I find it hard to believe nearly 24 hours after the incident.
Had Kennedy staggered home, gone to bed, immediately turned himself over to cops for further inspection in the morning, and issued this excuse, fine. But the late night statement reeks of a scramble to concoct a story.
I've been wondering about a way to publish this experience, and this appears the perfect spot.
Dialysis patients notoriously have trouble sleeping, so for a while I was trying various sleeping pills. (I have since given up on all of them.) I had Ambien for a while, the weakest dose. In my particular form of insomnia, I'd go to sleep between 10 and 11 and wake up -- wide awake -- an hour later. Usually I'd kill time going out to an all-night donut shop, listening to John Batchelor in my car, smoking a cigar, till I could relax and go to sleep again.
And I had become very familiar with how fast sleeping pills worked -- I thought.
So there I am one night about 1:30, having switched over by that time to the Beeb, and I've eaten my donut and drunk about a quarter of my coffee and lit my cigar. I pull out my Ambien bottle, take one, figure to start for home in 10 minutes.
But in ten minutes, just like a switch had been thrown, my vision doubles. I was seeing literally two of everything.
Thinks I, "I better get home."
Rep. Kennedy says he was disoriented by prescription drugs, specifically the sleep medication Ambien and the anti-nausea medication Phenergran (which can cause drowsiness). Getting in front of the wheel after taking a sleeping pill, of course, is just as dangerous as driving drunk, and just as illegal.

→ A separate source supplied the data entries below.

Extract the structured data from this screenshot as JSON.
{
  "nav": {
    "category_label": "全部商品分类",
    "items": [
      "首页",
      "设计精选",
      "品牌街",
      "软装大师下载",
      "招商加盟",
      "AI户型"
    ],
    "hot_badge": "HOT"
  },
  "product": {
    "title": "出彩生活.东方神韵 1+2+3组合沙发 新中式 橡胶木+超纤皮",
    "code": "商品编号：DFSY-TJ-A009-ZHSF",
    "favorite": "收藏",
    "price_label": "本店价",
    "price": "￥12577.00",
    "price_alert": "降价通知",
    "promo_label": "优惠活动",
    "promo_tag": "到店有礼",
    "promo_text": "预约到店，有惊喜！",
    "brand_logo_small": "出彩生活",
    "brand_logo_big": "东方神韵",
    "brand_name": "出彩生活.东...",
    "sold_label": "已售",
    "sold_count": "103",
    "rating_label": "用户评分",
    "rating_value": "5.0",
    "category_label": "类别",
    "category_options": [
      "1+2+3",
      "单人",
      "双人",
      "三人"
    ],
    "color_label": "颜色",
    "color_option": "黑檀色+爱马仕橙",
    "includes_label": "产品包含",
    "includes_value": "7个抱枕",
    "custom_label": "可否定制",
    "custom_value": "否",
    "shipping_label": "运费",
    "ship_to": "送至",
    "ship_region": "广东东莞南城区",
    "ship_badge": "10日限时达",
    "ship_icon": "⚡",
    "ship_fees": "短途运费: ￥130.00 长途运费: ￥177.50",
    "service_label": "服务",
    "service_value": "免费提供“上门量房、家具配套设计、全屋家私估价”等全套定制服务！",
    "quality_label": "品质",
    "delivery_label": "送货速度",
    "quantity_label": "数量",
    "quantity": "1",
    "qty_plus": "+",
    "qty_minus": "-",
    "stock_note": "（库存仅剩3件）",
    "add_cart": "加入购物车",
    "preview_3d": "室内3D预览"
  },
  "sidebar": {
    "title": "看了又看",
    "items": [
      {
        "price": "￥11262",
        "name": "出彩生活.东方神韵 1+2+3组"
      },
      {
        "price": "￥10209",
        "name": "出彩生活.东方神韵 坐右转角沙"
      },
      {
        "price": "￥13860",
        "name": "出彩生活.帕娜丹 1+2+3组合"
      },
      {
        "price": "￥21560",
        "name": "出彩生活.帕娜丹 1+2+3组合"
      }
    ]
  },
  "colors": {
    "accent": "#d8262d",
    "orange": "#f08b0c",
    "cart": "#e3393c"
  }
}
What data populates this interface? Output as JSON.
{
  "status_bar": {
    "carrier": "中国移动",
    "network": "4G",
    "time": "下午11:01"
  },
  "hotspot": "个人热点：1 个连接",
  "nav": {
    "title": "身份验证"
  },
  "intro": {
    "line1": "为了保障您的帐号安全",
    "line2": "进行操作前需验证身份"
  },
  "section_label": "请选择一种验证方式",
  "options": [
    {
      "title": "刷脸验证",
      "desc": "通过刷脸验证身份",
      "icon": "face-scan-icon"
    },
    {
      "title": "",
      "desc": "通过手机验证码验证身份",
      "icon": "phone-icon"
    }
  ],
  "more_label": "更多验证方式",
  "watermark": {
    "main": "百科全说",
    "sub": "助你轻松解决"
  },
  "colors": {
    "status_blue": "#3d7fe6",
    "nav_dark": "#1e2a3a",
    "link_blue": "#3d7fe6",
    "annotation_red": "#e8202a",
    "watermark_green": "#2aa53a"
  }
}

The special treatment that Kennedy got really is outrageous: Anyone else almost certainly would have had to spend the night in lockup.
Ladies and gentlemen: we are being much too understanding and lenient - dare I say liberal? - in commenting on the coverage of this latest Kennedyism. For starters, let us be grateful that no one drowned in this car wreck.
Second, let us take Rep. Kennedy at his word. He denies imbibing any alcohol before the incident. But the pharmaceutical cornucopia that may be available to him -- to smoke, snort or drop - is limited only by his imagination. Forget the breathalyzer. Let's get a real chemical workup.